-- Stored data follows --

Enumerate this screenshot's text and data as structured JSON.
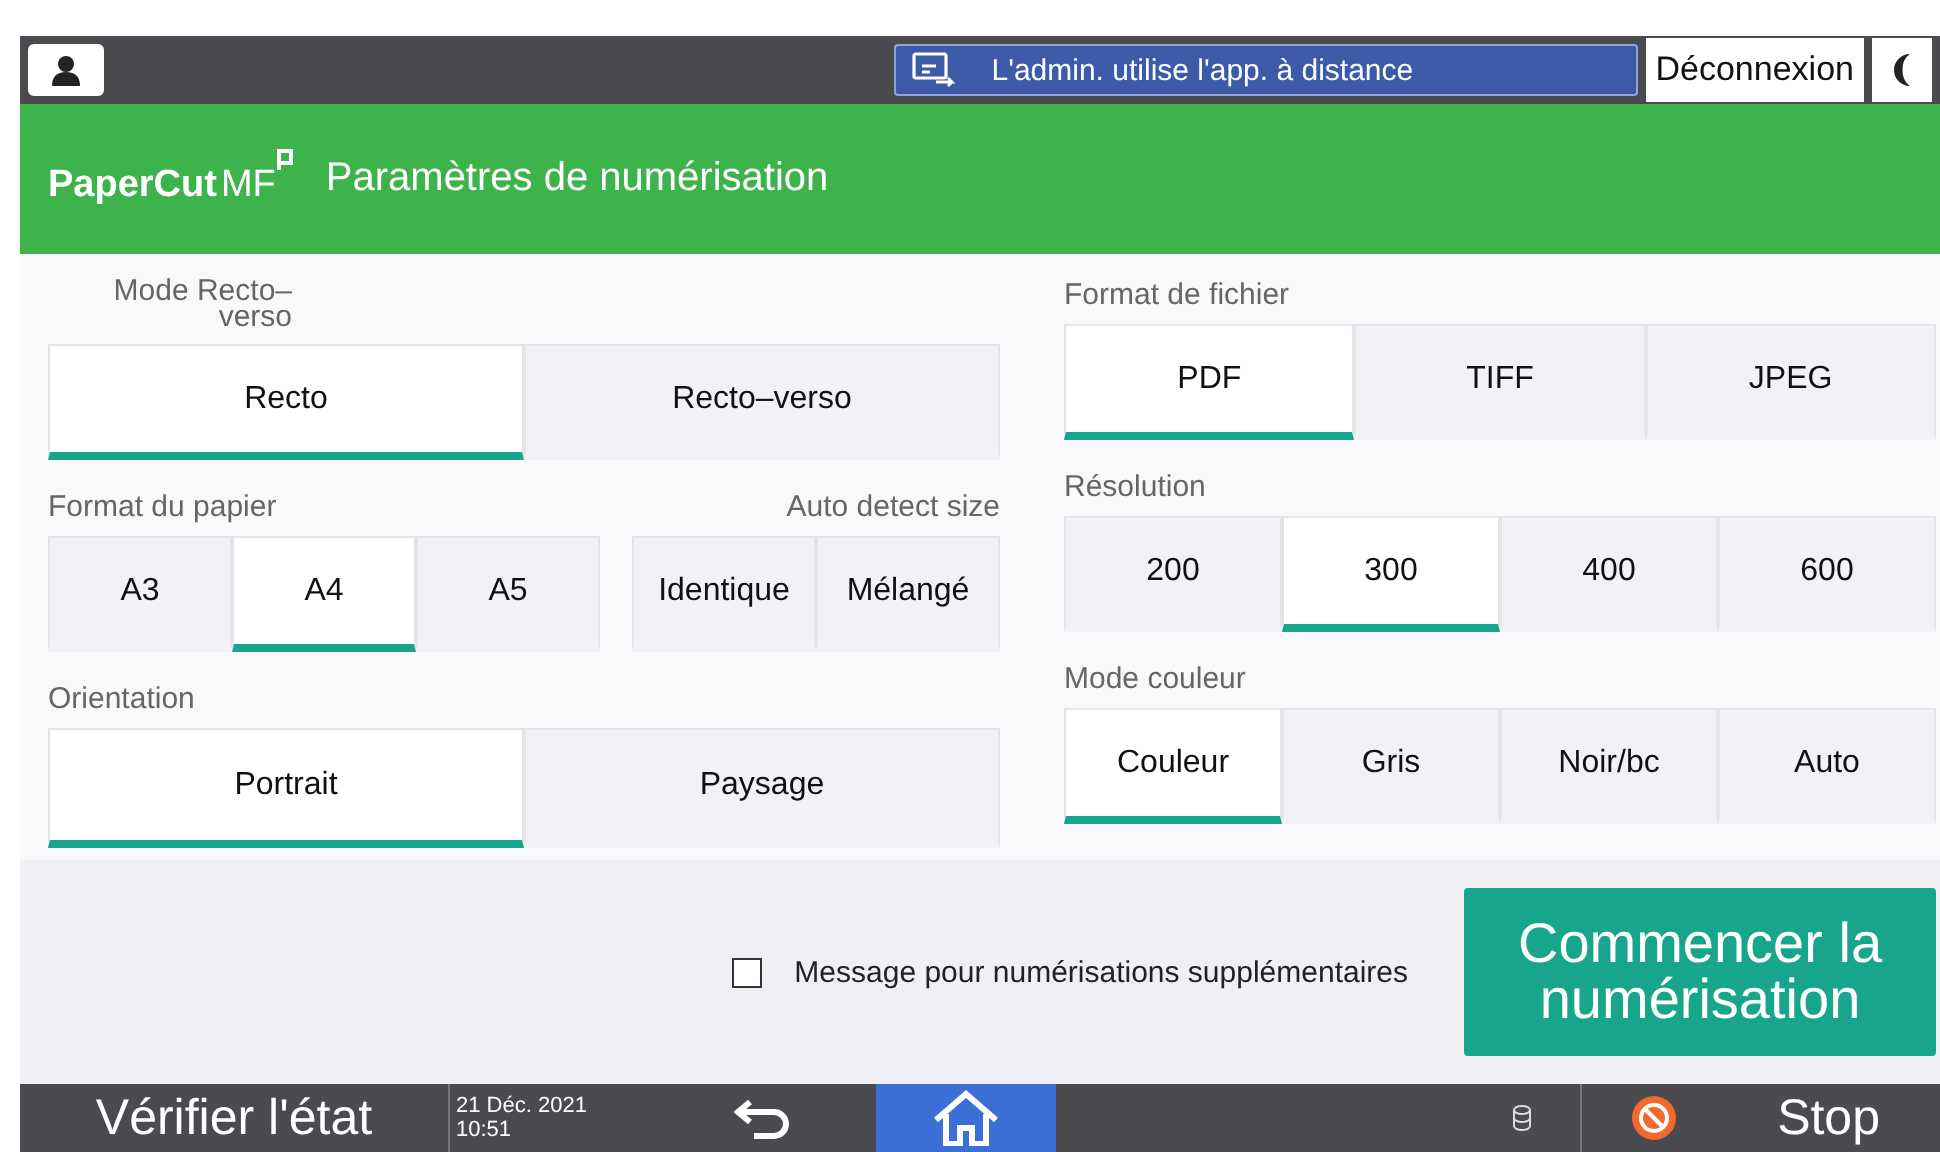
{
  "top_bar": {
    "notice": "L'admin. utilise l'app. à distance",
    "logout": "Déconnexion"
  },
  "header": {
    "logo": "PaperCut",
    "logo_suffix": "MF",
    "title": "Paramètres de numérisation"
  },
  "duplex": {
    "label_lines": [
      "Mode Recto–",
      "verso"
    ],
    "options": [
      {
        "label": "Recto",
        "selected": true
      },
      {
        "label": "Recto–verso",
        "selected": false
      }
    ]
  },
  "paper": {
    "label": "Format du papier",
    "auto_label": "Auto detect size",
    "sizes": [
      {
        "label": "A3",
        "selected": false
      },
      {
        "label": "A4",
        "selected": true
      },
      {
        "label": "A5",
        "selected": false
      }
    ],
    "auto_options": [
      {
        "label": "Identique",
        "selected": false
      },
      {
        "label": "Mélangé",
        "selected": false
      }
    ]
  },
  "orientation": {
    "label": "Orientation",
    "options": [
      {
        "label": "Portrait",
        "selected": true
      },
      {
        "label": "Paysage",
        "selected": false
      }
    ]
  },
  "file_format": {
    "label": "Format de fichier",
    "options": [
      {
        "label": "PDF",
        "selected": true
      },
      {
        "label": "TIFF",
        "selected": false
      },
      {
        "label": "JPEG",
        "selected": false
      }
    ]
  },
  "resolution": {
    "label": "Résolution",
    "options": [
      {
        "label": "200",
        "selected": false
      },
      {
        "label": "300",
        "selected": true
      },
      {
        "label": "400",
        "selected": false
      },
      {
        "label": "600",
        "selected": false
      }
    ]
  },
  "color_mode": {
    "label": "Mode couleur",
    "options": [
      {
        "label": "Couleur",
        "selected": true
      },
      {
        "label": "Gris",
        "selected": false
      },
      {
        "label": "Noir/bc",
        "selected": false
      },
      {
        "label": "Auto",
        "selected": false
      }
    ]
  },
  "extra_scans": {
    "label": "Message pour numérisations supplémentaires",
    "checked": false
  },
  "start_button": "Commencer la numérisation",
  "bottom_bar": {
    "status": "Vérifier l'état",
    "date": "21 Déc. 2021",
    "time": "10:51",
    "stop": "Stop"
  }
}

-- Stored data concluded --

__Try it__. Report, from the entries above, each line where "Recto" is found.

__Solution to this task__.
      "Mode Recto–",
        "label": "Recto",
        "label": "Recto–verso",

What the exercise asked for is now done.